Starting from a $C$-module category $D$, consider the enrichment given by $D(d,d')=hom(-\oslash d,d'):C^{op}\to Set$. If these presheaves are representable, this is what it means to be enriched in $C$ for which the action is a copower. If they are not representable, it is still an enrichment, and the copowers by representables are the action.
For this reason, many concepts from enriched category theory make sense for module categories too.
Bodo Pareigis, Non-additive ring and module theory I. General theory of monoids, Publ. Math. Debrecen 24 (1977), 189–204. MR 56:8656; Non-additive ring and module theory II. C-categories, C-functors, and C-morphisms, Publ. Math. Debrecen 24 (351–361) 1977.
Max Kelly, George Janelidze, A note on actions of a monoidal category, Theory and Applications of Categories, Vol. 9, 2001, No. 4, pp 61–91 link
P. McCrudden, Categories of representations of coalgebroids, Advances in Mathematics 154 2 (2000) 299–332 [doi:10.1006/aima.2000.1926]
P. Schauenburg, Actions of monoidal categories and generalized Hopf smash products, J. Algebra 270 (2003) 521–563 (remark: actegories with action in the strong monoidal sense)
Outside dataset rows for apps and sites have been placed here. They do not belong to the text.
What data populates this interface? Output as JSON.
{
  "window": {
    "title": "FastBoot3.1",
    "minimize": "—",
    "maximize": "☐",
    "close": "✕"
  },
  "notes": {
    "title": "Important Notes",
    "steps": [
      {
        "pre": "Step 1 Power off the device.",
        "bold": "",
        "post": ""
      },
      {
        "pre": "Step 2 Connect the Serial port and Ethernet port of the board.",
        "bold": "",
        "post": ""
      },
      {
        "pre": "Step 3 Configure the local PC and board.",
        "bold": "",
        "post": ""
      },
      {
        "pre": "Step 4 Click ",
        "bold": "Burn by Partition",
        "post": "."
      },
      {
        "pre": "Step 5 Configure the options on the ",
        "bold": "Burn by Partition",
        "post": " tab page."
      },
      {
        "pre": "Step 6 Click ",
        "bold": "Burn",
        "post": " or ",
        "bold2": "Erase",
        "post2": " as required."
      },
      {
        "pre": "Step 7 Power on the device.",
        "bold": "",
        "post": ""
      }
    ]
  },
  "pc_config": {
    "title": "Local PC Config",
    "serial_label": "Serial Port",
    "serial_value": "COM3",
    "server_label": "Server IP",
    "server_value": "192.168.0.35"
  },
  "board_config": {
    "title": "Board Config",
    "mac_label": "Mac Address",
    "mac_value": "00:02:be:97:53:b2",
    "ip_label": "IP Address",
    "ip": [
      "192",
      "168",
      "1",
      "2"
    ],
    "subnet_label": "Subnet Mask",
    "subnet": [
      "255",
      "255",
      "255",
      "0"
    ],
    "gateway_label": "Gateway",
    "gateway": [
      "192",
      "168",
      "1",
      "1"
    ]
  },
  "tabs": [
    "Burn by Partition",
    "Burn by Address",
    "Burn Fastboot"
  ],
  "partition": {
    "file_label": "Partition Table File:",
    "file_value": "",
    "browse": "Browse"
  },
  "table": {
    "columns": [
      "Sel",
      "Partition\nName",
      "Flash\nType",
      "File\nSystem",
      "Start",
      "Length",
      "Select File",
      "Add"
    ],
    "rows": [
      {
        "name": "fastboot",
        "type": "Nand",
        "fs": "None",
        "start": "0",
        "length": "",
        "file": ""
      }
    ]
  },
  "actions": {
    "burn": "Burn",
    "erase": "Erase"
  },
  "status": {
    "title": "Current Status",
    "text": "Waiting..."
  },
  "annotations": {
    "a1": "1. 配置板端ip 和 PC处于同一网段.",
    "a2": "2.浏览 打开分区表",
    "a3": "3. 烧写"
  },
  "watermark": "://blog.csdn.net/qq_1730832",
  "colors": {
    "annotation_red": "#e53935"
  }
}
Zoran Škoda, Distributive laws for actions of monoidal categories, arXiv:0406310, Equivariant monads and equivariant lifts versus a 2-category of distributive laws, arXiv:0707.1609
J. R. B. Cockett, Craig Pastro, The logic of message-passing arXiv:math/0703713.
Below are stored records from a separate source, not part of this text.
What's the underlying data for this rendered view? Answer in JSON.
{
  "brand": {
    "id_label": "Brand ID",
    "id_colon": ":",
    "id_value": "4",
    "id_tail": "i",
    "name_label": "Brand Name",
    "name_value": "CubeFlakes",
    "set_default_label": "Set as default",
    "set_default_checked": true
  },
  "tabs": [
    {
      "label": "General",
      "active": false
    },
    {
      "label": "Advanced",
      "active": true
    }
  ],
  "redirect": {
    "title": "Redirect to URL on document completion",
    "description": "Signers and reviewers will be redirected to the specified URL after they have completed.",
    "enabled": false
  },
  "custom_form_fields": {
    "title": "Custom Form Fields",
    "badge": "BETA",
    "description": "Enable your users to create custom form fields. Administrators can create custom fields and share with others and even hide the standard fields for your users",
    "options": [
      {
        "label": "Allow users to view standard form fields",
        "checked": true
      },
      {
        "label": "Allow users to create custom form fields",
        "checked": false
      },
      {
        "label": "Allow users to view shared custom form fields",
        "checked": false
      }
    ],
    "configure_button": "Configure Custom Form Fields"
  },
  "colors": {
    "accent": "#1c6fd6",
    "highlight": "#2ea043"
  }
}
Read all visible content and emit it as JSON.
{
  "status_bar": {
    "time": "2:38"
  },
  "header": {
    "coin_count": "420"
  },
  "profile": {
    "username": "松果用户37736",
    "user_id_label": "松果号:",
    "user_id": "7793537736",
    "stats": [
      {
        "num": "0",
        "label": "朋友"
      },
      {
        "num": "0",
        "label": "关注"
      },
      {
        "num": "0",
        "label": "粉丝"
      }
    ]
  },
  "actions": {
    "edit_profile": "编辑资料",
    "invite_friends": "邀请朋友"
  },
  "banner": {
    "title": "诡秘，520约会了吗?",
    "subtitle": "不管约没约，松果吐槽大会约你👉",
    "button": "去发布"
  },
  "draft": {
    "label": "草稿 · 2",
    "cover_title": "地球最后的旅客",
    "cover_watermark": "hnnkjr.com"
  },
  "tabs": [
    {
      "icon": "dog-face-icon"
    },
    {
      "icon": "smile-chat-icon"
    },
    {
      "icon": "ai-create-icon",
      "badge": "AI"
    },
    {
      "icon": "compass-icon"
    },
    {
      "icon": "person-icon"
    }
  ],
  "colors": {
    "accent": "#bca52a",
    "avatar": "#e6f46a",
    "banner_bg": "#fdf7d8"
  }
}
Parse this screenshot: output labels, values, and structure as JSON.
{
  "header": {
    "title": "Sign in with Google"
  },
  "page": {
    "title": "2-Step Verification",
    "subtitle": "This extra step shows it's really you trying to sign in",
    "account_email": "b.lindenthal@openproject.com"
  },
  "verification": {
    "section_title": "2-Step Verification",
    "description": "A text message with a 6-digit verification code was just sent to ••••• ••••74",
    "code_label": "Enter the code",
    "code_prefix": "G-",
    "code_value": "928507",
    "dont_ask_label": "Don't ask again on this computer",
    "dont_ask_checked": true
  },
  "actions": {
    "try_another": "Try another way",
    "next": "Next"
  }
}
A recent survey of many basic definitions and operations on actegories is
A generalisation from monoidal categories to bicategories is studied in, where actions are called representations:
From Cockett & Pastro (2007): “The term actegory is used to describe the situation of a monoidal category “acting” on a category. They first appeared (under a different name) in the work of Bénabou as a simple example of a bicategory. B. Pareigis developed the theory of actegories (again under a different name) and showed there usefulness in the representation theory of monoids and comonoids. The word “actegory” was first suggested at the Australian Category Seminar and first appeared in print in the thesis of P. McCrudden where they were used to study categories of representations of coalgebroids.” ↩
Last revised on November 27, 2023 at 12:16:05. See the history of this page for a list of all contributions to it.